Prices rose 1.5 percent last month from July, according to the Teranet-National Bank Composite House Price Index, and were up 11.4 percent from a year earlier. The index measures price changes for repeat sales of single-family homes.
It was the third-largest monthly August rise since the index began in 1999.
Prices were up in the month in seven of 11 markets surveyed, led by gains in the two largest markets, Toronto and Vancouver, where heady appreciation since 2010 has sparked fears of a housing bubble.
Toronto home prices were up 2.8 percent in August from July, the seventh straight monthly rise. The Toronto index topped 200 for the first time, indicating that prices have more than doubled since the index was set at 100 in June 2005.
Vancouver prices rose 1.7 percent in the month, the 20th month without a decline, even as the city implemented a 15 percent tax on foreign buyers to try to address a lack of affordability for residents.
Vancouver has seen prices rise 249 percent since 2005, the index showed.
Gains were also notched in Victoria, Hamilton, Ottawa, Halifax and Edmonton, while prices declined in Winnipeg, Calgary, Montreal and Quebec City, Teranet said.
While Toronto and Vancouver have boomed since about 2009, slumping energy prices and job losses in the oilpatch have hurt the Calgary housing market, where prices are down 4.5 percent from a year ago and down 5.3 percent from their October 2014 peak, according to Teranet.
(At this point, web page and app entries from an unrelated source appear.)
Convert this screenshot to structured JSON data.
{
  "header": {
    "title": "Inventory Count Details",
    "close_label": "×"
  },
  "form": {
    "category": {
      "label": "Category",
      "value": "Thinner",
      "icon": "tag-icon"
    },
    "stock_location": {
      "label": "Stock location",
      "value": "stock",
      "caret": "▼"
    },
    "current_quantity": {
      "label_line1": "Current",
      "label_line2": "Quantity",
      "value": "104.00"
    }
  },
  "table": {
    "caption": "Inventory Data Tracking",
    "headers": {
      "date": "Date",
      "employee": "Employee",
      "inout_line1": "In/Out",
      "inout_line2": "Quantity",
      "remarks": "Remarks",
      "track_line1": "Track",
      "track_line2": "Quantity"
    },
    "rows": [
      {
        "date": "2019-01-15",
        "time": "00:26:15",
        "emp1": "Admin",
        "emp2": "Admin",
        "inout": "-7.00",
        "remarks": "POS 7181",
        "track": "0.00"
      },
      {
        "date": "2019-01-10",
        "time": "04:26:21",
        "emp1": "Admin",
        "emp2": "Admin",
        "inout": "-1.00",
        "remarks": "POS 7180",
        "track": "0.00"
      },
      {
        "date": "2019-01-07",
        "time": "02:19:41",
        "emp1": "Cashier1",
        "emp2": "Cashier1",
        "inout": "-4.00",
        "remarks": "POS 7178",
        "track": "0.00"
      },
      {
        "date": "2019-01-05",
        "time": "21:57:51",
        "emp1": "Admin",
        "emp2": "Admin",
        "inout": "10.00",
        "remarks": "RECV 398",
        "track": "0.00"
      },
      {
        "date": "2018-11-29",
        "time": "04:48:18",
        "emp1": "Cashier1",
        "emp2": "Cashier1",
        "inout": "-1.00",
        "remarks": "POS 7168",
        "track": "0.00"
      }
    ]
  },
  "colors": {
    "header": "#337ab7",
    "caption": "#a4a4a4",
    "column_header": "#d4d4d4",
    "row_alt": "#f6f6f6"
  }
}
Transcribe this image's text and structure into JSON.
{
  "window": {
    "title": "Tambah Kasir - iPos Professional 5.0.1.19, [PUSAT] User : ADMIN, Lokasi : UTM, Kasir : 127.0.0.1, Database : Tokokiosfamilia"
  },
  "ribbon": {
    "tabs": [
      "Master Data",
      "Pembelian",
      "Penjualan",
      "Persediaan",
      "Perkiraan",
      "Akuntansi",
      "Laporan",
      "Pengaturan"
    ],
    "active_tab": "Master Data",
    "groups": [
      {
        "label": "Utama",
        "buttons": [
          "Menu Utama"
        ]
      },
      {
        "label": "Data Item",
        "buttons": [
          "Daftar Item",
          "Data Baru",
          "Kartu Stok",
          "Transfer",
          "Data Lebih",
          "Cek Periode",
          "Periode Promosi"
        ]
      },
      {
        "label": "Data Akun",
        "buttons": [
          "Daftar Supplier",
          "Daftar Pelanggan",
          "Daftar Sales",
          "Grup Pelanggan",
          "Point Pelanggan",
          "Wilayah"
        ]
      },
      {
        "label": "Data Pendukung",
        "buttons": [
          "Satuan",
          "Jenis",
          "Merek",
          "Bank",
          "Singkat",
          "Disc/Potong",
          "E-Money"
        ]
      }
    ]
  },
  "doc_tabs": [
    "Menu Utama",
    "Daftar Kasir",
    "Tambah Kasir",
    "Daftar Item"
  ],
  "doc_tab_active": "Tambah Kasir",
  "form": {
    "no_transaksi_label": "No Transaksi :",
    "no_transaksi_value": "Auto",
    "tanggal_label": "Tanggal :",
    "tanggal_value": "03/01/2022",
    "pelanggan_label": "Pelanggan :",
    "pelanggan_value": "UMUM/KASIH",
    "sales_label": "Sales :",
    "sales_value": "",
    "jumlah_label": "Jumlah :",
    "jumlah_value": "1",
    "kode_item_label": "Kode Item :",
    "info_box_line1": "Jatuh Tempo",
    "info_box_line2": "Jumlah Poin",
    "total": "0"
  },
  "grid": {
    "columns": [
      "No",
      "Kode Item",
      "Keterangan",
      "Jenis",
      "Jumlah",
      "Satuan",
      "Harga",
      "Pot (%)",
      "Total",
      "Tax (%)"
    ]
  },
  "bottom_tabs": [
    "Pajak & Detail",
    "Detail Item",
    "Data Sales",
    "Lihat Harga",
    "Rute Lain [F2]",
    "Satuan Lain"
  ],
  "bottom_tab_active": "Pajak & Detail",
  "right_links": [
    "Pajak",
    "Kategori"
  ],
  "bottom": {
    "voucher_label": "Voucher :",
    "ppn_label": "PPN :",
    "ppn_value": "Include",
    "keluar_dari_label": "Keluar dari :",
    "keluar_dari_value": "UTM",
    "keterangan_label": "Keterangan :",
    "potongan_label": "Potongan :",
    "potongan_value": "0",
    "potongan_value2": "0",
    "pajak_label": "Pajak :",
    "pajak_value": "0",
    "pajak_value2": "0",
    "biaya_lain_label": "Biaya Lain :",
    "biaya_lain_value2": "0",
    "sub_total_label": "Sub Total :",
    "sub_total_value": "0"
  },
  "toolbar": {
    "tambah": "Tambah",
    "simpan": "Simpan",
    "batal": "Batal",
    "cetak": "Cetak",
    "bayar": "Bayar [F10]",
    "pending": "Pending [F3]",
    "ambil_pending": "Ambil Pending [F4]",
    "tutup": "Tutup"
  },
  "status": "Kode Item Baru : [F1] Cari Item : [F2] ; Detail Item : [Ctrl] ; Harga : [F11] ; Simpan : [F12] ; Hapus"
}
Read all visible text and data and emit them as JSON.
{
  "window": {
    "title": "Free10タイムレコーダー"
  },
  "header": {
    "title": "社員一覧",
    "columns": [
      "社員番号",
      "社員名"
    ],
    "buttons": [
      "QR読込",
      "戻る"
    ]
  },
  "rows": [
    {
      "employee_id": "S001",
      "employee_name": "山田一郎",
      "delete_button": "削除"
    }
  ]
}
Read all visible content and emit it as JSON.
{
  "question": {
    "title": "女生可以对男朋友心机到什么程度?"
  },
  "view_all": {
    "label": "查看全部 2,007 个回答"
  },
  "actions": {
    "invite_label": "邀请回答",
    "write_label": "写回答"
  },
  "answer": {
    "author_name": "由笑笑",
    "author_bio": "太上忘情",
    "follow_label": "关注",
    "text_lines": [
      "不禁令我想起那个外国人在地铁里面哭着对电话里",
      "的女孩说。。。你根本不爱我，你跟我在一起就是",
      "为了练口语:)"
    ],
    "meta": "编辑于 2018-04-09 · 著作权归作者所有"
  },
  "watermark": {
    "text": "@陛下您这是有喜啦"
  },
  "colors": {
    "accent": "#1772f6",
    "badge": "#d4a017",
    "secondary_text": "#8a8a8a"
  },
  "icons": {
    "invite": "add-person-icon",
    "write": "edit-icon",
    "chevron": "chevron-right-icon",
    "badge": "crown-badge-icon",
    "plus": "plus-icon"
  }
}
Canada’s federal government and banking regulators have taken several steps in recent years to cool the housing market, including shortening the maximum length of a mortgage term and increasing the minimum down payment on some houses.
The Teranet report showed prices were up from a year ago in eight of 11 markets, led by a 25.8 percent gain in Vancouver, a 17.5 percent rise in Victoria, and a 14.6 percent rise in Toronto, Canada’s largest city. All three are at record price levels.
Reporting by Andrea Hopkins; Editing by Chizu Nomiyama